The advent of High Definition TV or HDTV compelled manufacturers to come out with more and more digital devices. We have witnessed the proliferation of HD equipment such as HD DVD players, Blu-ray players, game consoles, HD-equipped computers, and HDTV display. With all these new high-definition sources and display devices, how do we connect the desired input to the desired output device? There are several ways to do this – by using a HDMI switch, a HDMI splitter or a HDMI matrix.
A HDMI switch allows the user to select multiple sources, such as Blu-ray players and game consoles into one HDTV monitor. Models available may start with a 4 x 1 configuration, which means that there are 4 inputs and 1 output. There are also 8 x 1 or even 16 x 1 switches available. On the other hand, a HDMI splitter is needed when there is a single HD source, which needs to be connected to two or more HDTV displays. Splitter/ switch combinations (HDMI matrix) are also available that will let you select which source is routed to which display.

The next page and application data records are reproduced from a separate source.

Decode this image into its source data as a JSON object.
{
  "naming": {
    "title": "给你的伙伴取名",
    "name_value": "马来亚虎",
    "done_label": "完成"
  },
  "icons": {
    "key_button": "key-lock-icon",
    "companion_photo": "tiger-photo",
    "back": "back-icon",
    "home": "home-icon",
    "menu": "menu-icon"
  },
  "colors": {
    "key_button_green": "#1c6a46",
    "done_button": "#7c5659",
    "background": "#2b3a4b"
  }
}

A passive HDMI splitter can be a simple Y-cable that takes a single high definition input and connects it to two output displays. This will let you watch the source signal on any one display, with the other display powered off. An active HDMI splitter allows the simultaneous display of audio and video signals from a single source in multiple high definition displays. The splitter utilizes a single cable to connect the HD source to the splitter and then individual cables to each HDTV display. A larger distribution configuration, comprising of a greater number of displays is possible by chaining multiple splitters. These splitters may also have the ability to amplify and boost the signals, allowing the use of longer cable runs from the splitter to the display devices.
It should be worthwhile to note that there are a number of design considerations in the manufacture of HDMI switches or splitters. The first is impedance match. Any mismatch introduced by the switch or splitter will cause “reflections” that will degrade the transmission of the HD signal from the source to the monitor. The next is insertion loss that may result from the insertion of the switch or splitter between the HD devices. Any signal loss will also result to the degradation of the transmitted signal. The last but not the least is cross talk. With multiple inputs or multiple outputs being active at the same time, there is a great chance that they will interfere with each other. This should be kept as minimum as possible to avoid degradation of any of the active signals.